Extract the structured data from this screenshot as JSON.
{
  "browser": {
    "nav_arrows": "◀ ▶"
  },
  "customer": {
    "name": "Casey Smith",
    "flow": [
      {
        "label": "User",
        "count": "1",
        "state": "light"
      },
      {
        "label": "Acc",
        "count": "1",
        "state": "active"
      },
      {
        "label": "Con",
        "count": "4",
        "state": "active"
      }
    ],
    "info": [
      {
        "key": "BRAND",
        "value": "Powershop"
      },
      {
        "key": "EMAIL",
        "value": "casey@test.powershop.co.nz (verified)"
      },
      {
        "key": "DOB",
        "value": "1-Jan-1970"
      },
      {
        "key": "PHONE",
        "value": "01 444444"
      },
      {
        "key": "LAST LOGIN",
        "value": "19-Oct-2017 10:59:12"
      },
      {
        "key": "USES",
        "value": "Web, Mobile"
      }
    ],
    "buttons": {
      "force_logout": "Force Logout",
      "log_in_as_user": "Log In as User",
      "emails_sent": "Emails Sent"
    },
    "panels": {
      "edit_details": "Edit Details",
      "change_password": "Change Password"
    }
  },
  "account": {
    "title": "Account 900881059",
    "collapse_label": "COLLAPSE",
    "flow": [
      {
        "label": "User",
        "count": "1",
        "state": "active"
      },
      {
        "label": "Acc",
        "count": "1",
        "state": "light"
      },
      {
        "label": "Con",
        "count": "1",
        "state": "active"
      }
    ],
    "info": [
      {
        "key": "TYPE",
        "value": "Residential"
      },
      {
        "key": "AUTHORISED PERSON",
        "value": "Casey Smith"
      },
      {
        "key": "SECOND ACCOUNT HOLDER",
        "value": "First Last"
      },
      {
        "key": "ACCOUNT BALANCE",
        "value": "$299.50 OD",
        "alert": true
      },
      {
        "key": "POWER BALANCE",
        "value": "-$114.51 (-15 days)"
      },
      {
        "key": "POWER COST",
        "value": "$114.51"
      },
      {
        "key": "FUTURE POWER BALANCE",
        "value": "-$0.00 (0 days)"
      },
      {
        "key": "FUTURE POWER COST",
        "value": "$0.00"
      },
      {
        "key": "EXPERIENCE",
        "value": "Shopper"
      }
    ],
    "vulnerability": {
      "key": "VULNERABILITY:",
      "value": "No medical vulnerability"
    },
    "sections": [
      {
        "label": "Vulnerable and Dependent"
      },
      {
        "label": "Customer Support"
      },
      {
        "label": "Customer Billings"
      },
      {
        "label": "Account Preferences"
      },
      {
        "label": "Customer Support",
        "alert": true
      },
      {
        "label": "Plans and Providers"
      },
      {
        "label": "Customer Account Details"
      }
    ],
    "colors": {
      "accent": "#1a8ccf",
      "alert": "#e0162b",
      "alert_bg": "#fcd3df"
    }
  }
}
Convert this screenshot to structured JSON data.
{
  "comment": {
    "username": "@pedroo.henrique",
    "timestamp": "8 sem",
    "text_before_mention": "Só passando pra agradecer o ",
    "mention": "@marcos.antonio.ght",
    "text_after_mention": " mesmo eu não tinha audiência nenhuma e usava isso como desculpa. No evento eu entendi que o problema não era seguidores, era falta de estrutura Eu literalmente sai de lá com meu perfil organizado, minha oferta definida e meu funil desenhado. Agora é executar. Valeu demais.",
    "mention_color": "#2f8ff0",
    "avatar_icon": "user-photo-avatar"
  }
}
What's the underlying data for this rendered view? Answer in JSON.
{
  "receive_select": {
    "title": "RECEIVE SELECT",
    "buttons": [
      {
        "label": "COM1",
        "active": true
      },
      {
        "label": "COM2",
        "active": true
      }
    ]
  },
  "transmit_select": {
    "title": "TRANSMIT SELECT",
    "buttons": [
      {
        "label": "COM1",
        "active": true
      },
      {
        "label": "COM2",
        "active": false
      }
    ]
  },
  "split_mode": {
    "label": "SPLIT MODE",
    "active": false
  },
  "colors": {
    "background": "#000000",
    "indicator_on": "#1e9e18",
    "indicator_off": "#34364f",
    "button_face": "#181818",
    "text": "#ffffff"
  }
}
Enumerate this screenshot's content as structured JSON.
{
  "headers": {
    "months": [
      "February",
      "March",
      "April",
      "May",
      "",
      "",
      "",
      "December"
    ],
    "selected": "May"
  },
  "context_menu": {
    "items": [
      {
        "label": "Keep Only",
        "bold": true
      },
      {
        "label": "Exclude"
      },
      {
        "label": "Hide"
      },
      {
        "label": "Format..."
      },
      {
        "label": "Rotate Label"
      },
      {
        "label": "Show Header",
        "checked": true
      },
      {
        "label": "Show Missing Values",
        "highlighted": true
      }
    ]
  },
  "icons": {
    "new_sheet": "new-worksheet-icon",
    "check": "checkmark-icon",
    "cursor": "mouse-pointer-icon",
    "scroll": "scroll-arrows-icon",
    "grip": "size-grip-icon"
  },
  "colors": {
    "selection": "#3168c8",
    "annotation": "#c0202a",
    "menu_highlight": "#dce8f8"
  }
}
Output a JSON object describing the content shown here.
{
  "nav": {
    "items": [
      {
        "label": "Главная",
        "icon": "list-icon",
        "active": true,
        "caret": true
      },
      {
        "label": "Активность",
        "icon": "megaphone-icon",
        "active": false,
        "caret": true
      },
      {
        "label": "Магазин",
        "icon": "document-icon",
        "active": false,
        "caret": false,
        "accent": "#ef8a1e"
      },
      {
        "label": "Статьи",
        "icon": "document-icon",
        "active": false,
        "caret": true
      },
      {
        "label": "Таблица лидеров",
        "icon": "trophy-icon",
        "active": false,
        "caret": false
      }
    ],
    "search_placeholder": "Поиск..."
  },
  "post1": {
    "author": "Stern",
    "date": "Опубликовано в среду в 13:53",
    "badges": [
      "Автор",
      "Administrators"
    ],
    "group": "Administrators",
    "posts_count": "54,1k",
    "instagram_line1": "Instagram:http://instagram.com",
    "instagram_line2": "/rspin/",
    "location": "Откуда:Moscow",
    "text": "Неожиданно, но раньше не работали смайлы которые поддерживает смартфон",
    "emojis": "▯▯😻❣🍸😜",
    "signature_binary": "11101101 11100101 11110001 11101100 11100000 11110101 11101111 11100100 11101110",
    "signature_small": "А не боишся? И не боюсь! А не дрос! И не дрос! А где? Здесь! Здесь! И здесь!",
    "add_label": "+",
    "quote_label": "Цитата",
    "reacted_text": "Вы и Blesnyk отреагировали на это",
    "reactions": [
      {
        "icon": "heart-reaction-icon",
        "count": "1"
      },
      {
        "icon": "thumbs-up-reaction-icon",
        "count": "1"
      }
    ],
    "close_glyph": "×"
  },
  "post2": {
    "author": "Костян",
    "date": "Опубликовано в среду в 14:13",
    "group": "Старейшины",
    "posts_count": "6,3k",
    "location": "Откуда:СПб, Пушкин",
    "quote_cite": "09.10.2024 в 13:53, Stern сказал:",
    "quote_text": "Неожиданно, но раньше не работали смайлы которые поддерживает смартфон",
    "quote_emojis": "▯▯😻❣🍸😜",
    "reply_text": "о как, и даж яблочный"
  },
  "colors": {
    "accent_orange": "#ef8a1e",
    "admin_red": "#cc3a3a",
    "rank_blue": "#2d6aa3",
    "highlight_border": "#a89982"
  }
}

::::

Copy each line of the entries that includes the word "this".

Exercise output
Extract the structured data from this screenshot as JSON.
Convert this screenshot to structured JSON data.
What's the underlying data for this rendered view? Answer in JSON.
Enumerate this screenshot's content as structured JSON.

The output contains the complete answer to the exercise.